One of my favorite people to talk with about nature is Steven Harris. When I attended Clarion University as a student from 1997-2001, Steve was my sounding board for bad ideas related to student projects. His knowledge of the natural sciences especially in his area of expertise, Entomology, is impressive to say the least.
Many times, I would ask him a question about something random I was learning and he would begin with “I don’t know, I guess…” and by the end of the conversation I was given an education, or routed to an expert he knew that would have the answer I was looking for.
As an employee of Clarion University over the last ten years, Steve and I have bounced ideas off each other on numerous occasions.
Once he was aware that Athia and Maia were making a game about wildlife, he was not only on board with helping them research the odd invertebrates they would photograph and bring in, but he also purchased a few sets of the game and sent them off to science teachers he knew.
We have much respect and love for Dr. Steven Harris, and look forward to bending his ear in the future.
Here are Steve’s answers to our questions.
What is your full name and title?
Steven C. Harris, Interim Dean, College of Arts, Education, and Sciences at Clarion University of Pennsylvania
Where do you work and reside?
What is your educational background?
Master’s degree in Wildlife Biology, PhD in Entomology
What was your life like growing up?
Pretty normal, played sports, outdoor activities
Did you have a nickname? If so, how did it come about?
What are you currently reading? Why?
Mostly read old mystery novels, helps me fall asleep
What are you curious about or exploring in your field of expertise at the moment?
Have been working on caddisflies from Panama
What is your favorite Movie? Why?
Can’t think of any in particular, like old mystery movies
What personal strengths do you find especially helpful in your profession?
Ability to work hard and concentrate on tasks at hand
What is your least favorite subject? Why?
Probably math, not very good at abstract thought
What advise you to offer to parents who want to help their children get involved with the natural world?
Just spend time with them
To what teams and/or clubs did you encourage students to join?
Clubs in their fields of study, or clubs that will expand their horizons
Is there a daily routine you enjoy?
Go to the gym, go to my lab whenever possible
How do you integrate technology in your profession?

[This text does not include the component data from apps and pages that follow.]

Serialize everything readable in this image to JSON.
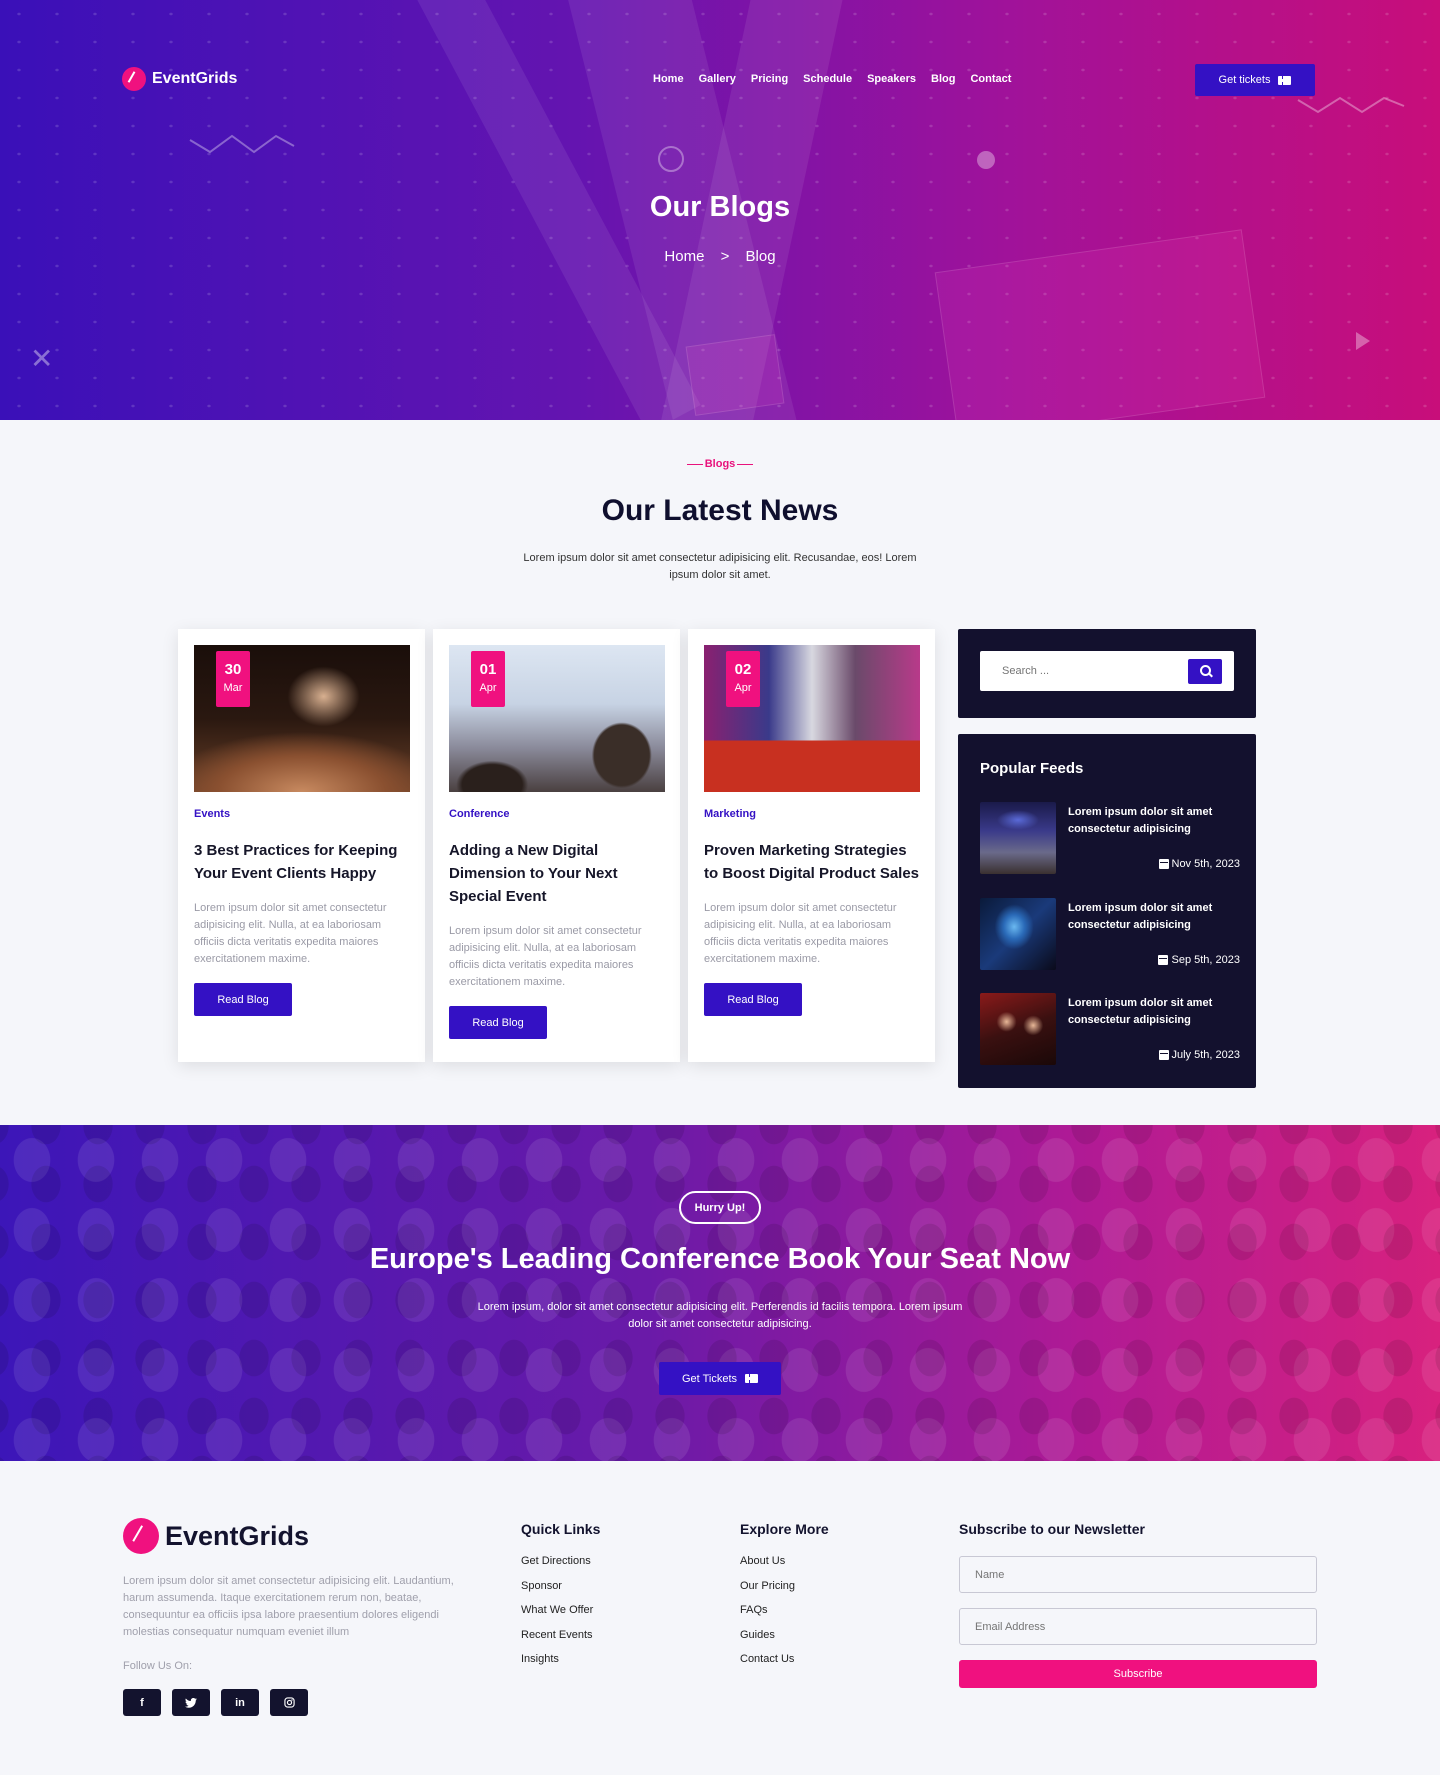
{
  "brand": {
    "name": "EventGrids"
  },
  "nav": {
    "items": [
      "Home",
      "Gallery",
      "Pricing",
      "Schedule",
      "Speakers",
      "Blog",
      "Contact"
    ],
    "cta_label": "Get tickets"
  },
  "hero": {
    "title": "Our Blogs",
    "breadcrumb": {
      "home": "Home",
      "separator": ">",
      "current": "Blog"
    }
  },
  "news": {
    "tag": "Blogs",
    "title": "Our Latest News",
    "description": "Lorem ipsum dolor sit amet consectetur adipisicing elit. Recusandae, eos! Lorem ipsum dolor sit amet."
  },
  "cards": [
    {
      "day": "30",
      "month": "Mar",
      "category": "Events",
      "title": "3 Best Practices for Keeping Your Event Clients Happy",
      "excerpt": "Lorem ipsum dolor sit amet consectetur adipisicing elit. Nulla, at ea laboriosam officiis dicta veritatis expedita maiores exercitationem maxime.",
      "button": "Read Blog"
    },
    {
      "day": "01",
      "month": "Apr",
      "category": "Conference",
      "title": "Adding a New Digital Dimension to Your Next Special Event",
      "excerpt": "Lorem ipsum dolor sit amet consectetur adipisicing elit. Nulla, at ea laboriosam officiis dicta veritatis expedita maiores exercitationem maxime.",
      "button": "Read Blog"
    },
    {
      "day": "02",
      "month": "Apr",
      "category": "Marketing",
      "title": "Proven Marketing Strategies to Boost Digital Product Sales",
      "excerpt": "Lorem ipsum dolor sit amet consectetur adipisicing elit. Nulla, at ea laboriosam officiis dicta veritatis expedita maiores exercitationem maxime.",
      "button": "Read Blog"
    }
  ],
  "sidebar": {
    "search_placeholder": "Search ...",
    "feeds_title": "Popular Feeds",
    "feeds": [
      {
        "title": "Lorem ipsum dolor sit amet consectetur adipisicing",
        "date": "Nov 5th, 2023"
      },
      {
        "title": "Lorem ipsum dolor sit amet consectetur adipisicing",
        "date": "Sep 5th, 2023"
      },
      {
        "title": "Lorem ipsum dolor sit amet consectetur adipisicing",
        "date": "July 5th, 2023"
      }
    ]
  },
  "cta": {
    "badge": "Hurry Up!",
    "title": "Europe's Leading Conference Book Your Seat Now",
    "description": "Lorem ipsum, dolor sit amet consectetur adipisicing elit. Perferendis id facilis tempora. Lorem ipsum dolor sit amet consectetur adipisicing.",
    "button": "Get Tickets"
  },
  "footer": {
    "brand": "EventGrids",
    "about": "Lorem ipsum dolor sit amet consectetur adipisicing elit. Laudantium, harum assumenda. Itaque exercitationem rerum non, beatae, consequuntur ea officiis ipsa labore praesentium dolores eligendi molestias consequatur numquam eveniet illum",
    "follow": "Follow Us On:",
    "socials": [
      "f",
      "t",
      "in",
      "ig"
    ],
    "quick_links": {
      "title": "Quick Links",
      "items": [
        "Get Directions",
        "Sponsor",
        "What We Offer",
        "Recent Events",
        "Insights"
      ]
    },
    "explore": {
      "title": "Explore More",
      "items": [
        "About Us",
        "Our Pricing",
        "FAQs",
        "Guides",
        "Contact Us"
      ]
    },
    "newsletter": {
      "title": "Subscribe to our Newsletter",
      "name_placeholder": "Name",
      "email_placeholder": "Email Address",
      "button": "Subscribe"
    }
  },
  "colors": {
    "primary": "#3411c4",
    "accent": "#f0117f",
    "dark": "#13112e"
  }
}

I’m a taxonomist and have to draw different insects; the drawing now uses computer technology
How do you disconnect from technology?
I don’t think I’ve ever made the connection to technology
What advice would you offer nature-lovers who live in large cities?
Urban areas typically have natural areas to explore and most urban areas have state parks nearby
What advice would you offer nature-lovers who live in rural areas?
In rural areas you are often surrounded by natural areas, you just need to take advantage of the opportunities, which would also apply to urban areas
What advice would you give to adults who are interested in supporting their local wildlife ecosystems?
Generally natural areas are always looking for volunteers and they are also typically in need of financial support
Are there specific wildlife or science clubs you find interesting? Why?
At this stage in my career, I’m mainly involved in scientific societies, which have annual meetings and associated activities.
What could a visitor expect to see when they come to visit you at work?
They would see me staring through a microscope in a cluttered lab
What are your thoughts about our national park and preserve systems?
I think they are a great idea and would hope they are kept in as much a pristine nature as possible.
Is there anything else you want to share or say?
Take advantage of opportunities, anything is possible, don’t be discouraged.